The longer companies ignore updating their credit card payment software, the greater the risk for both businesses and their consumers. Even with chip-and-pin compatibility and other modern features, store owners have to acknowledge the changing nature of sales systems for a longterm payment solution. It shouldn't take a major breach for businesses to take the necessary initiative to fix existing security holes.
With the amount of different kinds of threats out there, businesses have multiple incentives to keep the latest software in use. In some cases, the issue could be not an intentional hack but an accidental flaw that leaves data vulnerable from the very beginning. This can also put the burden on businesses to research their systems and learn more about possible early risks that will only be problematic later on.
In a Security Intelligence article from last month, Douglas Bonderud describes the reason POS systems pose continued difficulties for retail companies in particular. He writes that "both the firmware and software shipped with these devices doesn't always meet current IT security standards."
Bonderud goes onto add that "if attackers can intercept consumer data at the POS, there's no need to hack corporate systems and run the risk of widespread detection." The solution, he writes, is to "keep an ear to the ground" to help stay abreast of new POS developments.
A different article, this one from CIO, highlights some of the POS best practices recommended for retailers last year, such as using deep packet inspections and next generation firewalls. However, these are only some potential methods that might not be as useful when preparing for future issues.
The flaws that make payment processor software potentially harmful might require vigilance to fully counteract.

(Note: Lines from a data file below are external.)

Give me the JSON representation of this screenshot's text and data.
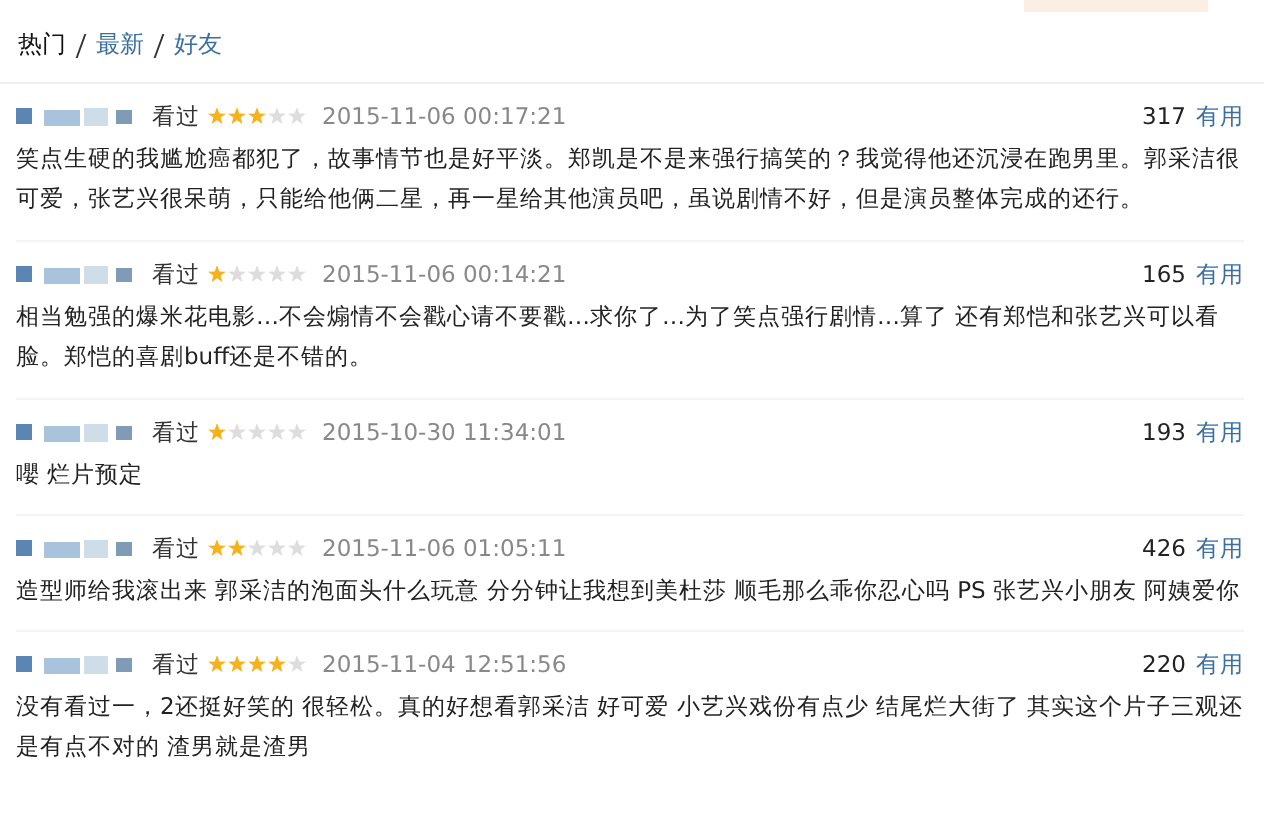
{
  "tabs": [
    {
      "label": "热门",
      "selected": true
    },
    {
      "label": "最新",
      "selected": false
    },
    {
      "label": "好友",
      "selected": false
    }
  ],
  "reviews": [
    {
      "status": "看过",
      "stars": 3,
      "time": "2015-11-06 00:17:21",
      "votes": "317",
      "useful": "有用",
      "text": "笑点生硬的我尴尬癌都犯了，故事情节也是好平淡。郑凯是不是来强行搞笑的？我觉得他还沉浸在跑男里。郭采洁很可爱，张艺兴很呆萌，只能给他俩二星，再一星给其他演员吧，虽说剧情不好，但是演员整体完成的还行。"
    },
    {
      "status": "看过",
      "stars": 1,
      "time": "2015-11-06 00:14:21",
      "votes": "165",
      "useful": "有用",
      "text": "相当勉强的爆米花电影…不会煽情不会戳心请不要戳…求你了…为了笑点强行剧情…算了 还有郑恺和张艺兴可以看脸。郑恺的喜剧buff还是不错的。"
    },
    {
      "status": "看过",
      "stars": 1,
      "time": "2015-10-30 11:34:01",
      "votes": "193",
      "useful": "有用",
      "text": "嚶 烂片预定"
    },
    {
      "status": "看过",
      "stars": 2,
      "time": "2015-11-06 01:05:11",
      "votes": "426",
      "useful": "有用",
      "text": "造型师给我滚出来 郭采洁的泡面头什么玩意 分分钟让我想到美杜莎 顺毛那么乖你忍心吗 PS 张艺兴小朋友 阿姨爱你"
    },
    {
      "status": "看过",
      "stars": 4,
      "time": "2015-11-04 12:51:56",
      "votes": "220",
      "useful": "有用",
      "text": "没有看过一，2还挺好笑的 很轻松。真的好想看郭采洁 好可爱 小艺兴戏份有点少 结尾烂大街了 其实这个片子三观还是有点不对的 渣男就是渣男"
    }
  ]
}
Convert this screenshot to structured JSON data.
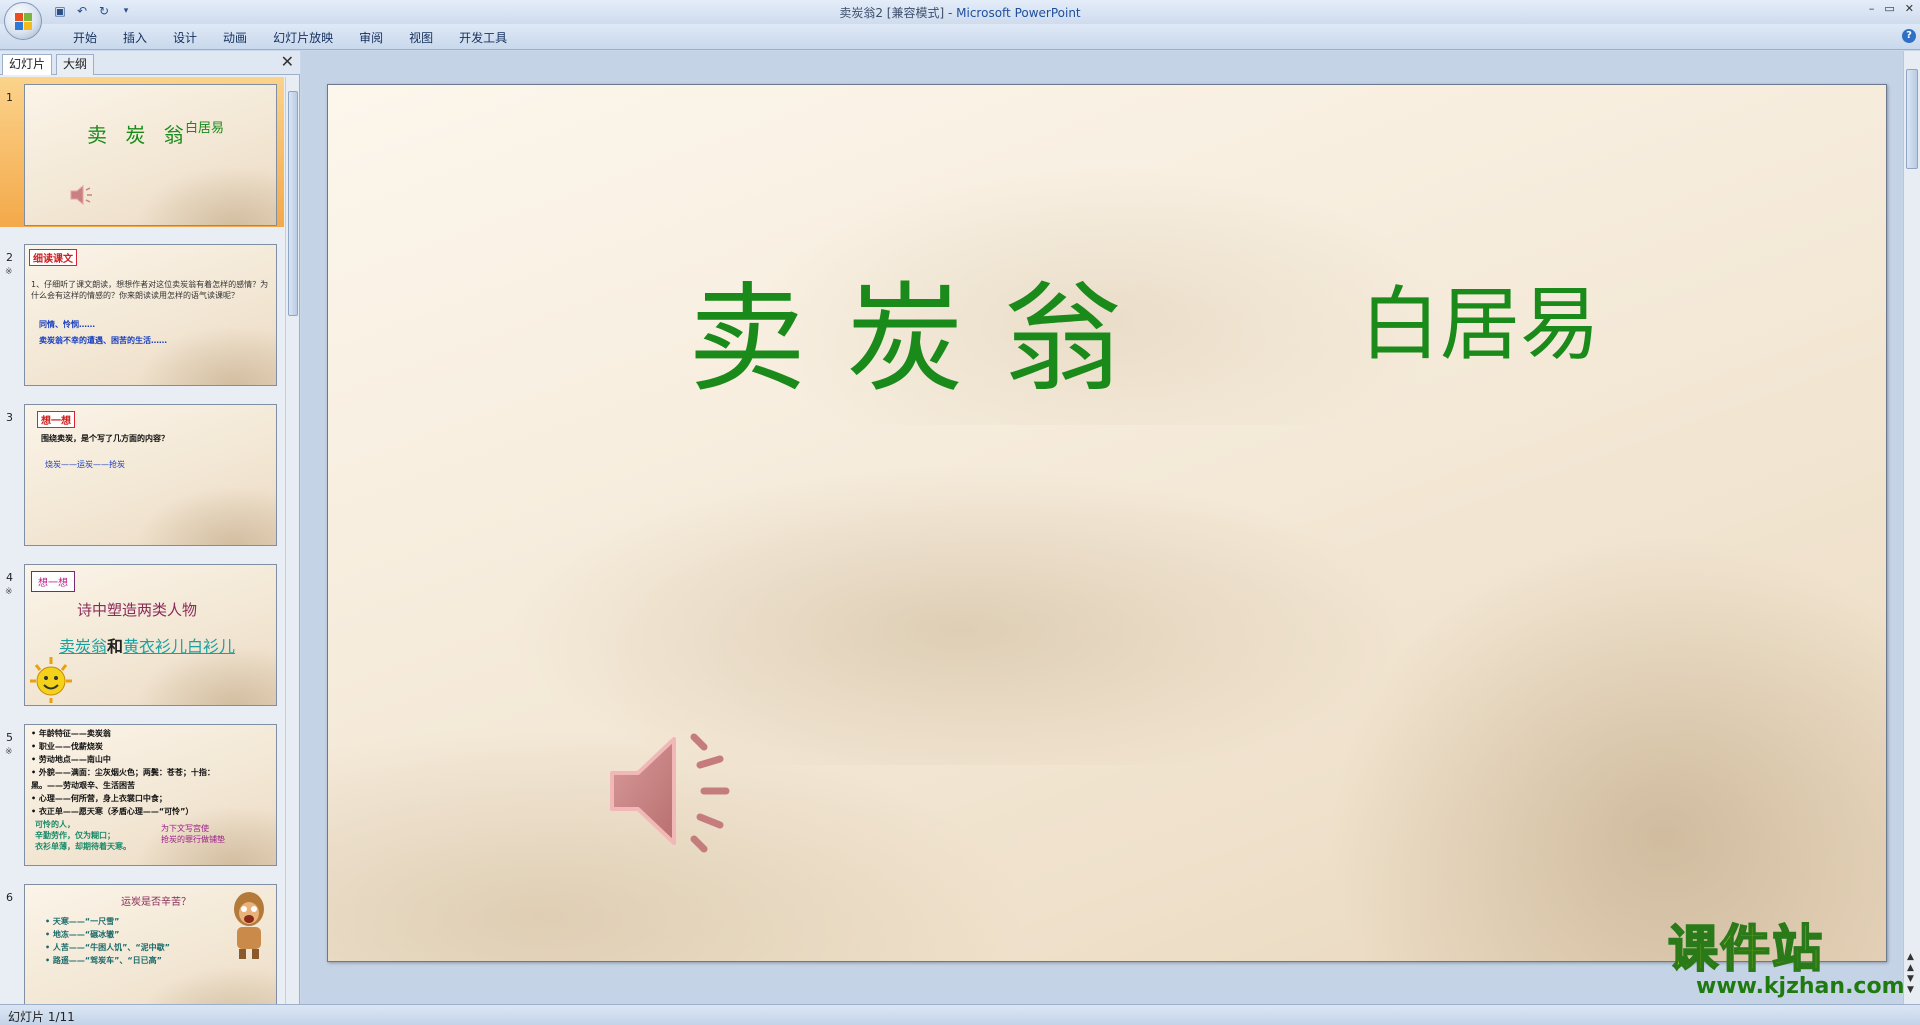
{
  "window": {
    "title_doc": "卖炭翁2 [兼容模式]",
    "title_sep": " - ",
    "title_app": "Microsoft PowerPoint",
    "controls": [
      "–",
      "▭",
      "✕"
    ]
  },
  "ribbon": {
    "tabs": [
      "开始",
      "插入",
      "设计",
      "动画",
      "幻灯片放映",
      "审阅",
      "视图",
      "开发工具"
    ]
  },
  "panel": {
    "tab_slides": "幻灯片",
    "tab_outline": "大纲",
    "close": "✕",
    "thumbnails": [
      {
        "num": "1",
        "anim": "",
        "title": "卖 炭 翁",
        "author": "白居易"
      },
      {
        "num": "2",
        "anim": "※",
        "label": "细读课文",
        "body": "1、仔细听了课文朗读，想想作者对这位卖炭翁有着怎样的感情？为什么会有这样的情感的？你来朗读读用怎样的语气读课呢？",
        "line1": "同情、怜悯……",
        "line2": "卖炭翁不幸的遭遇、困苦的生活……"
      },
      {
        "num": "3",
        "anim": "",
        "label": "想一想",
        "body": "围绕卖炭，是个写了几方面的内容？",
        "line1": "烧炭——运炭——抢炭"
      },
      {
        "num": "4",
        "anim": "※",
        "label": "想一想",
        "body": "诗中塑造两类人物",
        "line1a": "卖炭翁",
        "line1b": "和",
        "line1c": "黄衣衫儿白衫儿"
      },
      {
        "num": "5",
        "anim": "※",
        "lines": [
          "• 年龄特征——卖炭翁",
          "• 职业——伐薪烧炭",
          "• 劳动地点——南山中",
          "• 外貌——满面：尘灰烟火色；两鬓：苍苍；十指：",
          "  黑。——劳动艰辛、生活困苦",
          "• 心理——何所营，身上衣裳口中食；",
          "• 衣正单——愿天寒（矛盾心理——“可怜”）"
        ],
        "green1": "可怜的人，",
        "green2": "辛勤劳作，仅为糊口；",
        "green3": "衣衫单薄，却期待着天寒。",
        "purple1": "为下文写宫使",
        "purple2": "抢炭的罪行做铺垫"
      },
      {
        "num": "6",
        "anim": "",
        "title": "运炭是否辛苦？",
        "lines": [
          "• 天寒——“一尺雪”",
          "• 地冻——“碾冰辙”",
          "• 人苦——“牛困人饥”、“泥中歇”",
          "• 路遥——“驾炭车”、“日已高”"
        ]
      }
    ]
  },
  "slide": {
    "title": "卖炭翁",
    "author": "白居易"
  },
  "status": {
    "text": "幻灯片 1/11"
  },
  "watermark": {
    "cn": "课件站",
    "url": "www.kjzhan.com"
  },
  "colors": {
    "title_green": "#1a8a1a",
    "ribbon_blue": "#c9d8ec",
    "selected_orange": "#f4a94a"
  }
}
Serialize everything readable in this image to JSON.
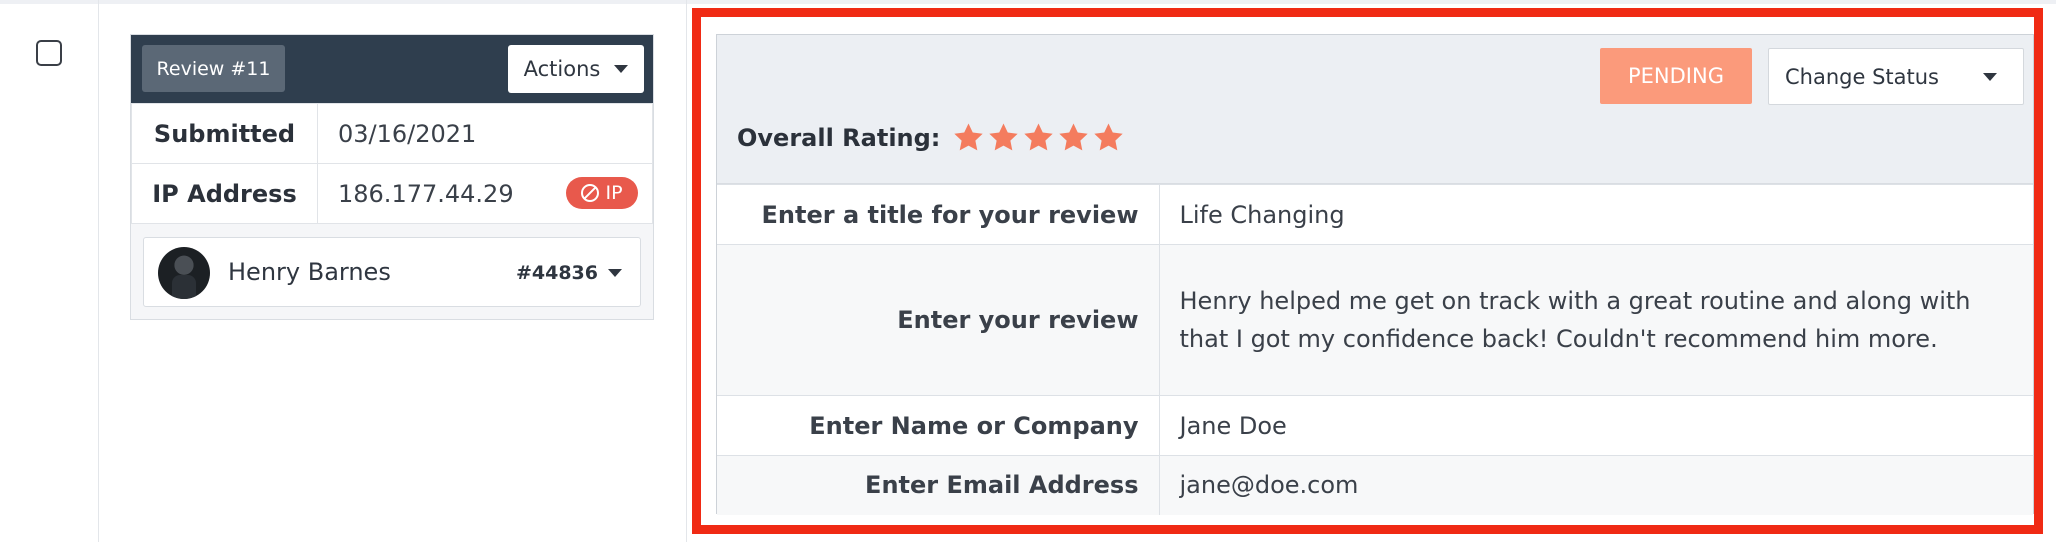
{
  "left_card": {
    "review_badge": "Review #11",
    "actions_label": "Actions",
    "submitted_label": "Submitted",
    "submitted_value": "03/16/2021",
    "ip_label": "IP Address",
    "ip_value": "186.177.44.29",
    "ip_ban_label": "IP",
    "user": {
      "name": "Henry Barnes",
      "id": "#44836"
    }
  },
  "review_panel": {
    "status_badge": "PENDING",
    "change_status_label": "Change Status",
    "overall_rating_label": "Overall Rating:",
    "rating": 5,
    "star_color": "#f47c5e",
    "fields": [
      {
        "label": "Enter a title for your review",
        "value": "Life Changing"
      },
      {
        "label": "Enter your review",
        "value_line1": "Henry helped me get on track with a great routine and along with",
        "value_line2": "that I got my confidence back! Couldn't recommend him more."
      },
      {
        "label": "Enter Name or Company",
        "value": "Jane Doe"
      },
      {
        "label": "Enter Email Address",
        "value": "jane@doe.com"
      }
    ]
  },
  "colors": {
    "highlight": "#f02a14",
    "header_dark": "#2f3e4e",
    "pending": "#fb9a7b",
    "ip_ban": "#e8594c"
  },
  "icons": [
    "checkbox-icon",
    "caret-down-icon",
    "ban-icon",
    "avatar",
    "star-icon"
  ]
}
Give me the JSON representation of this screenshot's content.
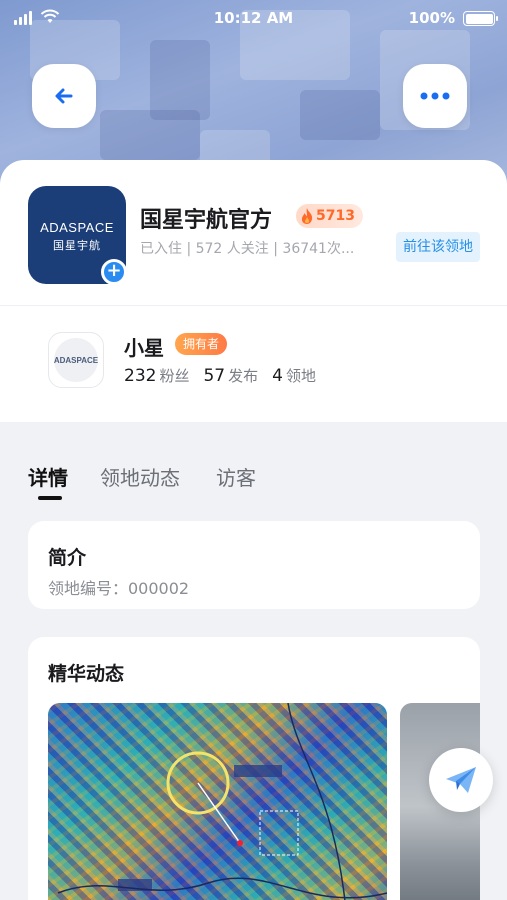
{
  "status_bar": {
    "time": "10:12 AM",
    "battery": "100%"
  },
  "header": {
    "back_icon": "arrow-left-icon",
    "more_icon": "ellipsis-icon"
  },
  "territory": {
    "logo_text": "ADASPACE",
    "logo_subtext": "国星宇航",
    "name": "国星宇航官方",
    "heat": "5713",
    "meta": "已入住 | 572 人关注 | 36741次...",
    "goto_label": "前往该领地"
  },
  "owner": {
    "avatar_text": "ADASPACE",
    "name": "小星",
    "badge": "拥有者",
    "stats": [
      {
        "value": "232",
        "label": "粉丝"
      },
      {
        "value": "57",
        "label": "发布"
      },
      {
        "value": "4",
        "label": "领地"
      }
    ]
  },
  "tabs": [
    {
      "label": "详情",
      "active": true
    },
    {
      "label": "领地动态",
      "active": false
    },
    {
      "label": "访客",
      "active": false
    }
  ],
  "intro": {
    "title": "简介",
    "subtitle": "领地编号：000002"
  },
  "featured": {
    "title": "精华动态"
  },
  "colors": {
    "accent": "#2790e6",
    "brand": "#1b3e78",
    "hot": "#ff6a2a"
  }
}
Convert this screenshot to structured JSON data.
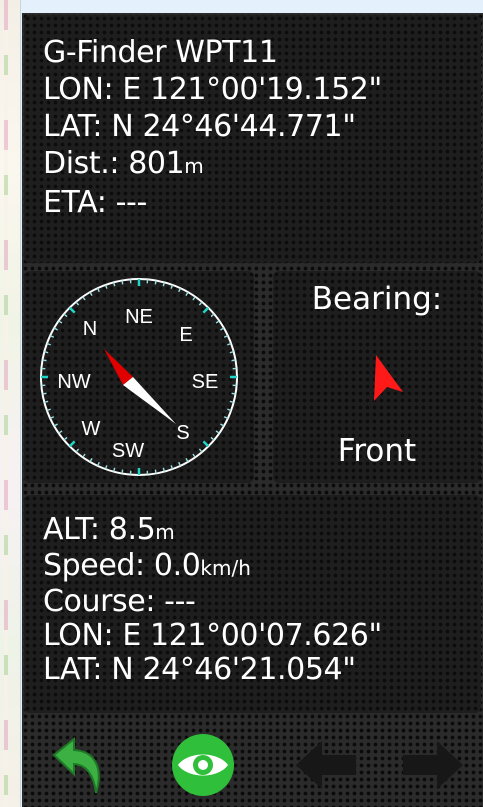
{
  "target": {
    "title": "G-Finder WPT11",
    "lon_label": "LON: E 121°00'19.152\"",
    "lat_label": "LAT: N  24°46'44.771\"",
    "dist_prefix": "Dist.: 801",
    "dist_unit": "m",
    "eta_label": "ETA: ---"
  },
  "compass": {
    "labels": [
      "N",
      "NE",
      "E",
      "SE",
      "S",
      "SW",
      "W",
      "NW"
    ]
  },
  "bearing": {
    "label": "Bearing:",
    "direction": "Front"
  },
  "current": {
    "alt_prefix": "ALT: 8.5",
    "alt_unit": "m",
    "speed_prefix": "Speed: 0.0",
    "speed_unit": "km/h",
    "course_label": "Course: ---",
    "lon_label": "LON: E 121°00'07.626\"",
    "lat_label": "LAT: N  24°46'21.054\""
  },
  "toolbar": {
    "buttons": [
      "back-icon",
      "eye-icon",
      "previous-arrow-icon",
      "next-arrow-icon"
    ]
  },
  "colors": {
    "needle_north": "#e00000",
    "needle_south": "#ffffff",
    "bearing_arrow": "#ff1a1a",
    "back_icon": "#3cb043",
    "eye_icon": "#2fbf3a"
  }
}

Another important step is finding a trusted provider with software that meets the latest standards.